By Arjun K.G. and Nithin Ramesan
You can view the entire Vacation Guide here.
“Not all those who wander are lost.” – J.R.R. Tolkien
And so, we’ve lined up a list of resources for you that prove that travelling can be challenging and educational as well as fun.
Literally meaning “a journey of awakening”, this NGO-organized Yatra aims to promote social entrepreneurship. It involves a 15-day, 8000-kilometer train journey through India, spent meeting entrepreneurs who are attempting to solve various challenges faced by people across the country. The program continues the next year as well, hosting events such as a rural incubation camp and a meeting of entrepreneurs.
With 190 hostels and around 30 campsites across the country, the YHAI allows you to travel and take part in myriad activities, including biking, trekking and camping out.
These are organizations at a local level that allow you to travel for a day or two:
Chennai Trekking Club (http://www.chennaitrekkers.org/)

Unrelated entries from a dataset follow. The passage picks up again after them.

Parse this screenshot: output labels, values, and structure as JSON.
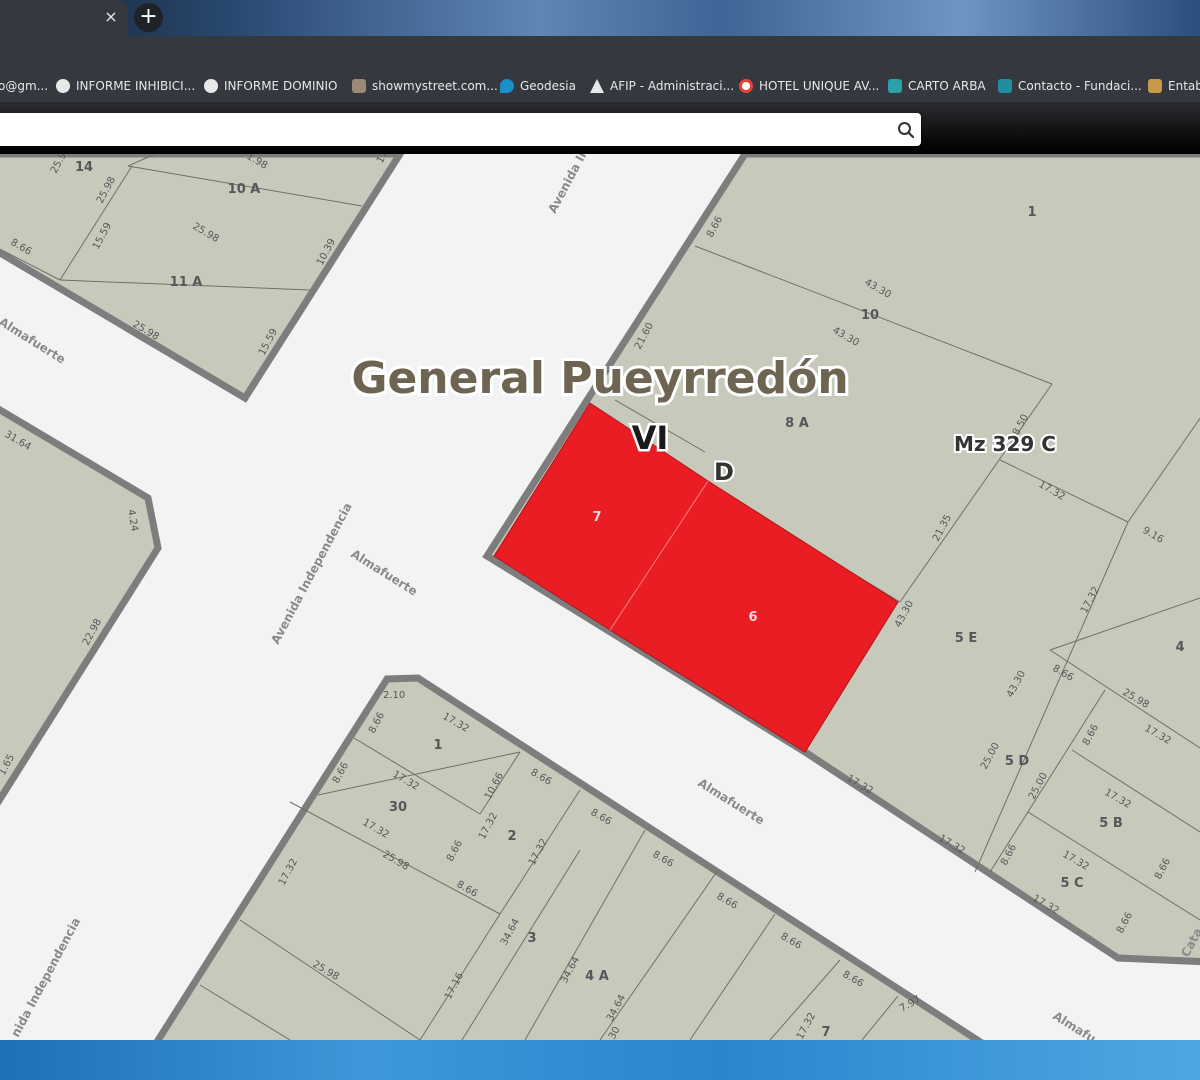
{
  "browser": {
    "tab_close": "×",
    "new_tab": "+",
    "bookmarks": [
      {
        "label": "o@gm...",
        "icon": "gmail-icon",
        "color": "#d9d9d9"
      },
      {
        "label": "INFORME INHIBICI...",
        "icon": "globe-icon",
        "color": "#e8e8e8"
      },
      {
        "label": "INFORME DOMINIO",
        "icon": "globe-icon",
        "color": "#e8e8e8"
      },
      {
        "label": "showmystreet.com...",
        "icon": "image-icon",
        "color": "#9a8a73"
      },
      {
        "label": "Geodesia",
        "icon": "geodesia-icon",
        "color": "#1a8fc9"
      },
      {
        "label": "AFIP - Administraci...",
        "icon": "afip-icon",
        "color": "#e8e8e8"
      },
      {
        "label": "HOTEL UNIQUE AV...",
        "icon": "google-icon",
        "color": "#ea4335"
      },
      {
        "label": "CARTO ARBA",
        "icon": "arba-icon",
        "color": "#2aa0a8"
      },
      {
        "label": "Contacto - Fundaci...",
        "icon": "w-icon",
        "color": "#1f8fa0"
      },
      {
        "label": "Entab",
        "icon": "folder-icon",
        "color": "#c79a4a"
      }
    ]
  },
  "search": {
    "value": "",
    "placeholder": ""
  },
  "map": {
    "title": "General Pueyrredón",
    "circ": "VI",
    "section": "D",
    "manzana": "Mz 329 C",
    "colors": {
      "block": "#c7cabb",
      "street": "#f3f3f3",
      "edge": "#7d7d7d",
      "selected": "#ea1d25"
    },
    "streets": {
      "avenida_top": "Avenida In",
      "almafuerte_left": "Almafuerte",
      "avenida_mid": "Avenida Independencia",
      "almafuerte_center": "Almafuerte",
      "almafuerte_lower": "Almafuerte",
      "avenida_bottom": "nida Independencia",
      "almafuerte_br": "Almafu",
      "cat_edge": "Cata"
    },
    "lots": {
      "l14": "14",
      "l10a": "10 A",
      "l11a": "11 A",
      "r1": "1",
      "r10": "10",
      "r8a": "8 A",
      "r5e": "5 E",
      "r4": "4",
      "r5d": "5 D",
      "r5b": "5 B",
      "r5c": "5 C",
      "sel7": "7",
      "sel6": "6",
      "b1": "1",
      "b30": "30",
      "b2": "2",
      "b3": "3",
      "b4a": "4 A",
      "b7": "7"
    },
    "dims": {
      "tl_a": "25.9",
      "tl_b": "25.98",
      "tl_c": "8.66",
      "tl_d": "15.59",
      "tl_e": "25.98",
      "tl_f": "10.39",
      "tl_g": "25.98",
      "tl_h": "15.59",
      "tl_i": "1.98",
      "tl_j": "17",
      "l_a": "31.64",
      "l_b": "4.24",
      "l_c": "22.98",
      "l_d": "1.65",
      "r_a": "8.66",
      "r_b": "43.30",
      "r_c": "43.30",
      "r_d": "21.60",
      "r_e": "8.50",
      "r_f": "17.32",
      "r_g": "9.16",
      "r_h": "21.35",
      "r_i": "43.30",
      "r_j": "17.32",
      "r_k": "43.30",
      "r_l": "8.66",
      "r_m": "25.98",
      "r_n": "17.32",
      "r_o": "8.66",
      "r_p": "25.00",
      "r_q": "25.00",
      "r_r": "17.32",
      "r_s": "17.32",
      "r_t": "8.66",
      "r_u": "17.32",
      "r_v": "8.66",
      "r_w": "17.32",
      "r_x": "8.66",
      "r_y": "17.32",
      "r_z": "8.66",
      "b_a": "2.10",
      "b_b": "17.32",
      "b_c": "8.66",
      "b_d": "8.66",
      "b_e": "17.32",
      "b_f": "10.66",
      "b_g": "17.32",
      "b_h": "25.98",
      "b_i": "8.66",
      "b_j": "8.66",
      "b_k": "17.32",
      "b_l": "8.66",
      "b_m": "17.32",
      "b_n": "17.32",
      "b_o": "8.66",
      "b_p": "34.64",
      "b_q": "8.66",
      "b_r": "25.98",
      "b_s": "17.16",
      "b_t": "34.64",
      "b_u": "8.66",
      "b_v": "34.64",
      "b_w": "8.66",
      "b_x": "30",
      "b_y": "17.32",
      "b_z": "7.97",
      "b_aa": "8.66"
    }
  }
}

Hyderabad Biking Club (http://www.meetup.com/HyderabadBicyclingClub/)
Delhi Cycling Club (http://www.delhicycling.org/)
Mumbai Hikers (http://mumbaihikers.com/)
Bangalore Mountaineering Club (http://www.bmcindia.org/)
If travelling by train or by foot doesn’t interest you, how about a road trip? Groups of enthusiasts like HiVayKing organize and support road trips to various parts of the country. If you’re the outdoorsy sort, this one might be worth a try. If you’re not, watch The Motorcycle Diaries for inspiration and sign up for the heck of it. Go on.
If none of that works out, you can always take your camera out and take some lovely shots of nature (http://www.photomadras.org/events.html, https://www.flickr.com/groups/chennai_photography_club/). You’d be surprised at how good your neighbourhood looks when people and cars aren’t around polluting it. Insti’s a great place to start too — Prakriti organizes Nature Walks, and the Media Club conducts Photo Walks. Who says travel needs to be expensive?